» Goal of the exercise
The records below must be returned exactly, with every picture left out.

*** Records for the task Section Begins ***

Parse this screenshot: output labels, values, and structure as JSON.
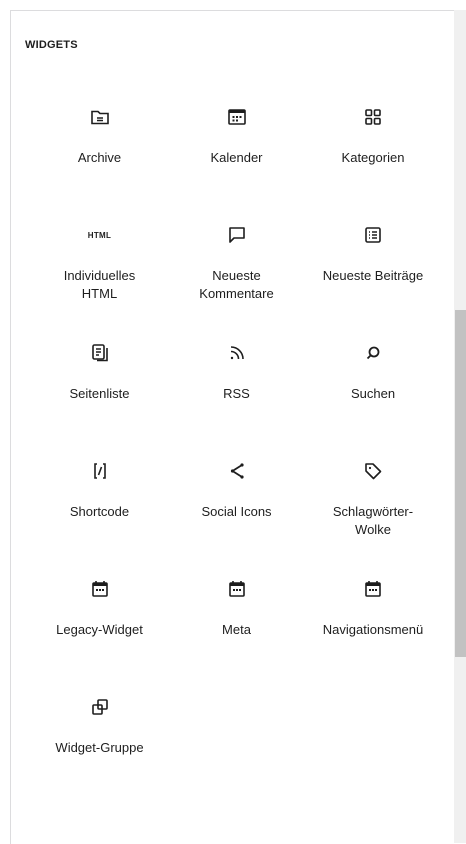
{
  "section": {
    "title": "WIDGETS"
  },
  "widgets": [
    {
      "label": "Archive",
      "icon": "archive-folder-icon"
    },
    {
      "label": "Kalender",
      "icon": "calendar-icon"
    },
    {
      "label": "Kategorien",
      "icon": "grid-icon"
    },
    {
      "label": "Individuelles HTML",
      "icon": "html-icon",
      "icon_text": "HTML"
    },
    {
      "label": "Neueste Kommentare",
      "icon": "comment-bubble-icon"
    },
    {
      "label": "Neueste Beiträge",
      "icon": "post-list-icon"
    },
    {
      "label": "Seitenliste",
      "icon": "pages-icon"
    },
    {
      "label": "RSS",
      "icon": "rss-icon"
    },
    {
      "label": "Suchen",
      "icon": "search-icon"
    },
    {
      "label": "Shortcode",
      "icon": "shortcode-icon"
    },
    {
      "label": "Social Icons",
      "icon": "share-icon"
    },
    {
      "label": "Schlagwörter-Wolke",
      "icon": "tag-icon"
    },
    {
      "label": "Legacy-Widget",
      "icon": "legacy-widget-icon"
    },
    {
      "label": "Meta",
      "icon": "legacy-widget-icon"
    },
    {
      "label": "Navigationsmenü",
      "icon": "legacy-widget-icon"
    },
    {
      "label": "Widget-Gruppe",
      "icon": "widget-group-icon"
    }
  ]
}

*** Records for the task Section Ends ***

» Reply
Parse this screenshot: output labels, values, and structure as JSON.
{
  "section": {
    "title": "WIDGETS"
  },
  "widgets": [
    {
      "label": "Archive",
      "icon": "archive-folder-icon"
    },
    {
      "label": "Kalender",
      "icon": "calendar-icon"
    },
    {
      "label": "Kategorien",
      "icon": "grid-icon"
    },
    {
      "label": "Individuelles HTML",
      "icon": "html-icon",
      "icon_text": "HTML"
    },
    {
      "label": "Neueste Kommentare",
      "icon": "comment-bubble-icon"
    },
    {
      "label": "Neueste Beiträge",
      "icon": "post-list-icon"
    },
    {
      "label": "Seitenliste",
      "icon": "pages-icon"
    },
    {
      "label": "RSS",
      "icon": "rss-icon"
    },
    {
      "label": "Suchen",
      "icon": "search-icon"
    },
    {
      "label": "Shortcode",
      "icon": "shortcode-icon"
    },
    {
      "label": "Social Icons",
      "icon": "share-icon"
    },
    {
      "label": "Schlagwörter-Wolke",
      "icon": "tag-icon"
    },
    {
      "label": "Legacy-Widget",
      "icon": "legacy-widget-icon"
    },
    {
      "label": "Meta",
      "icon": "legacy-widget-icon"
    },
    {
      "label": "Navigationsmenü",
      "icon": "legacy-widget-icon"
    },
    {
      "label": "Widget-Gruppe",
      "icon": "widget-group-icon"
    }
  ]
}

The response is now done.